▸ **What the task asks**
How many lines in the material below contain the word "subtitle"? Write only the number.
Start of Recorded data
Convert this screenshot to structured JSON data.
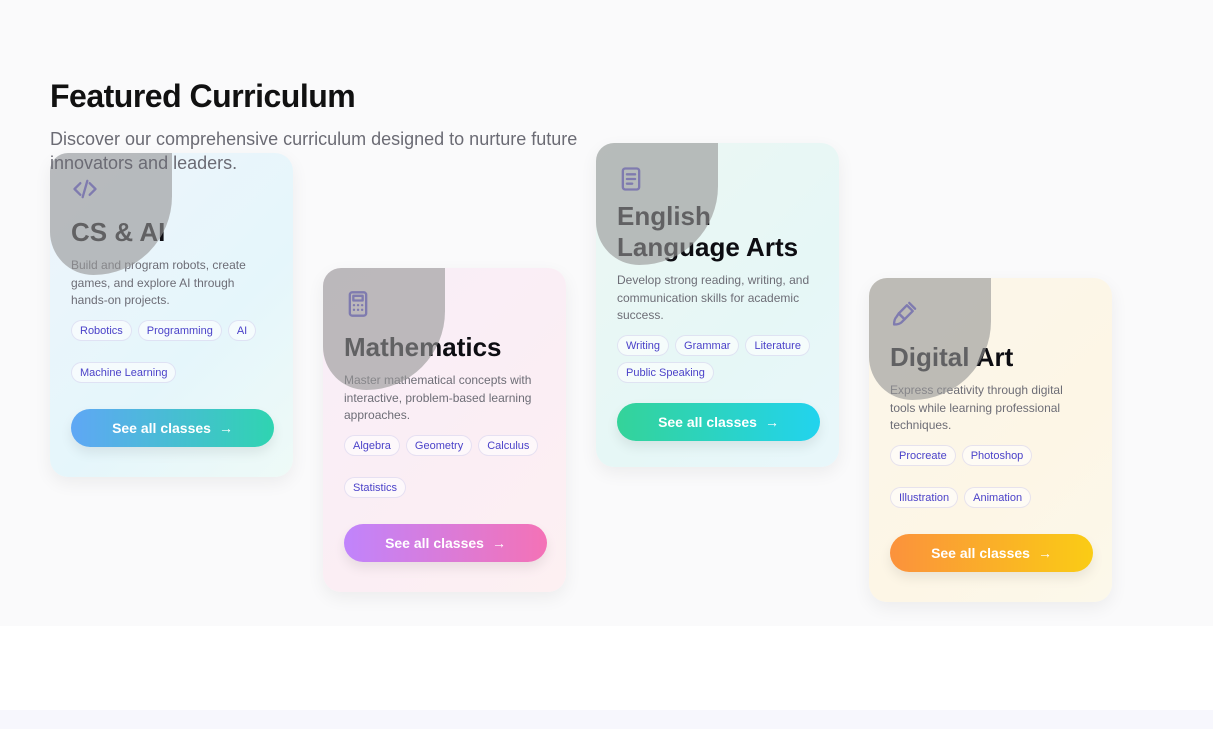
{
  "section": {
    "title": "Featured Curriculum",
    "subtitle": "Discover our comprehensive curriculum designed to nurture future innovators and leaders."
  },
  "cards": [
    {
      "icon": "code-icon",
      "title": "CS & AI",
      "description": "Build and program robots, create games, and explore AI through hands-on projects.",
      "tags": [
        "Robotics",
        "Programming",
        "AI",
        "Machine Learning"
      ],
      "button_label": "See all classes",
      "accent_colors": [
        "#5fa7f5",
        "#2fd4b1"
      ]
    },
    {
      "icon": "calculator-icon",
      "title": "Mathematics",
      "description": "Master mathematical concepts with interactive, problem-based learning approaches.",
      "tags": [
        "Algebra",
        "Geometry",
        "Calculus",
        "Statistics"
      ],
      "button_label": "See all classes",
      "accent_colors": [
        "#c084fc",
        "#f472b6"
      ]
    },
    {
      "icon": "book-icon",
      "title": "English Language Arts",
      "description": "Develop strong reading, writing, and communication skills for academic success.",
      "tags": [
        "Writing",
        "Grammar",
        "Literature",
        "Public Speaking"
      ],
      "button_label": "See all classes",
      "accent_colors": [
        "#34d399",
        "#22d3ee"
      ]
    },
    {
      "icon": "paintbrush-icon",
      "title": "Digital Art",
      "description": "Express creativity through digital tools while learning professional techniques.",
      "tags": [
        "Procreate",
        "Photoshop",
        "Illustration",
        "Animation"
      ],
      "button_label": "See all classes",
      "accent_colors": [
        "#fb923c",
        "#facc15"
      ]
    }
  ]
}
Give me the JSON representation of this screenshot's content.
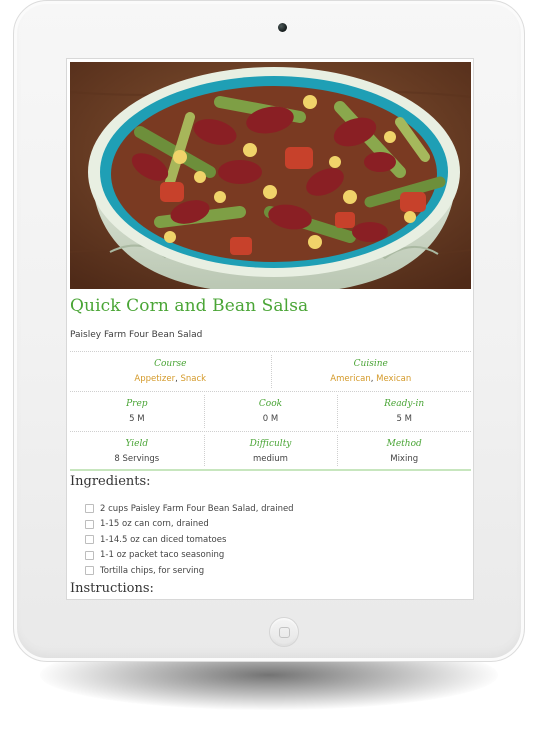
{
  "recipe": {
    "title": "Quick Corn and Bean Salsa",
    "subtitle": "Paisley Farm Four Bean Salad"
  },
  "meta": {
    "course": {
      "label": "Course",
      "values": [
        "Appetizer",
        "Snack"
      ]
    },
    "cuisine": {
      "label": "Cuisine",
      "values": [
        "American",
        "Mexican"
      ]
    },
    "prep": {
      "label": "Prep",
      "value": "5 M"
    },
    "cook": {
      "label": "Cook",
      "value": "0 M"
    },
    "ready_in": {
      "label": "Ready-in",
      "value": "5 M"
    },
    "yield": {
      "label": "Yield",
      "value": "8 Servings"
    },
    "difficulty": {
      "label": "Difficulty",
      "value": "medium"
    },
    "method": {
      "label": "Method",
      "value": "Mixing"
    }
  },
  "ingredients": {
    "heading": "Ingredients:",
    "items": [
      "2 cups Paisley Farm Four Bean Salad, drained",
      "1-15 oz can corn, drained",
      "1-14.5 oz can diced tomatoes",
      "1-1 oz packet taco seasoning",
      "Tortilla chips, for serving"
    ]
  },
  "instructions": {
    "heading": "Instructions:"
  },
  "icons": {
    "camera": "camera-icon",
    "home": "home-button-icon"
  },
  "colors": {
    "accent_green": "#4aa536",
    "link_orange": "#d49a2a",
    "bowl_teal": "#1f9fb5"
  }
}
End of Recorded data
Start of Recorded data
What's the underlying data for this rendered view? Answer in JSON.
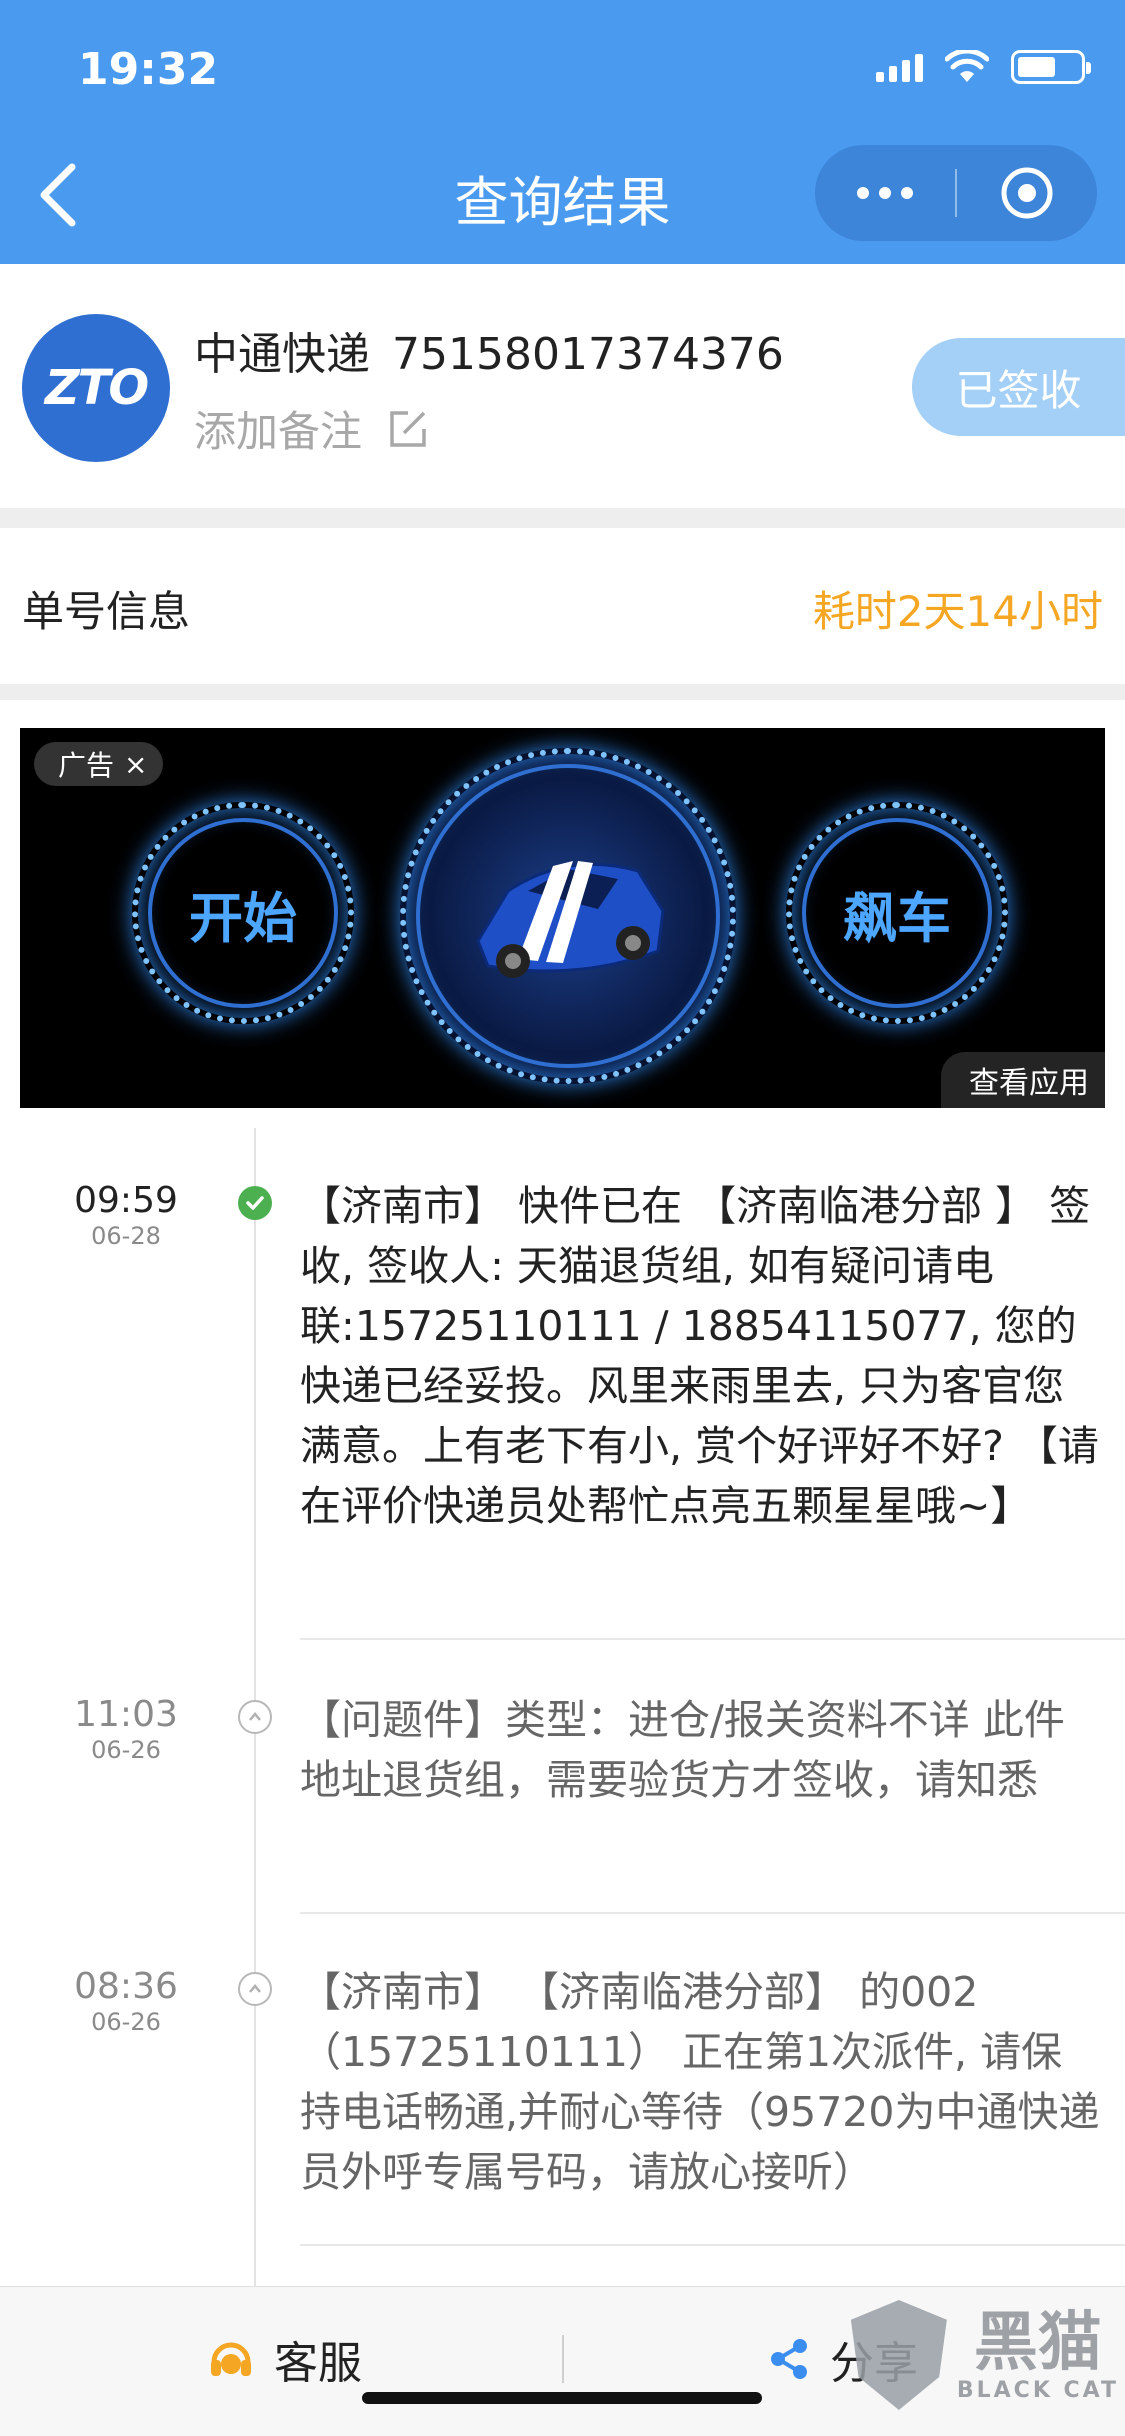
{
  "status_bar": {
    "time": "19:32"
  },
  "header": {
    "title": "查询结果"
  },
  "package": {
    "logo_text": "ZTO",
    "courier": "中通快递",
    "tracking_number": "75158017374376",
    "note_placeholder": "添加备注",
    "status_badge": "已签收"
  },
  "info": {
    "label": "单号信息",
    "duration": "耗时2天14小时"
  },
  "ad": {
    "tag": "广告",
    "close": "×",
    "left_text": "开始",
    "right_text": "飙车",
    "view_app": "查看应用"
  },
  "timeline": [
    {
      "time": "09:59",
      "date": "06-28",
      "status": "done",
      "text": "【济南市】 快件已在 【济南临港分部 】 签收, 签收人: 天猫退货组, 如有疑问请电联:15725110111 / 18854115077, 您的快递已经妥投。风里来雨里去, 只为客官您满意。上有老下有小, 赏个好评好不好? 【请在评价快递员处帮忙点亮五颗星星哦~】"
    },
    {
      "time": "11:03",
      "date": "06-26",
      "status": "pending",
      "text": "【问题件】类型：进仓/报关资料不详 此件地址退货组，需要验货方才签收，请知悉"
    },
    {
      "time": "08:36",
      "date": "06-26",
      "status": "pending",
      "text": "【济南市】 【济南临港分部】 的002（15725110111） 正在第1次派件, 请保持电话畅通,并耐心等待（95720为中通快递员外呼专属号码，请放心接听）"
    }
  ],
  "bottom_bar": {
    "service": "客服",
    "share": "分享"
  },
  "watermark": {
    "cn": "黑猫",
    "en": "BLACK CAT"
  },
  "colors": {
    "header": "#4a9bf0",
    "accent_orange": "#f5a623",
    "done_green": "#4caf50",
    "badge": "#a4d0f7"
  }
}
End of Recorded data
▸ **Answer to this task**
2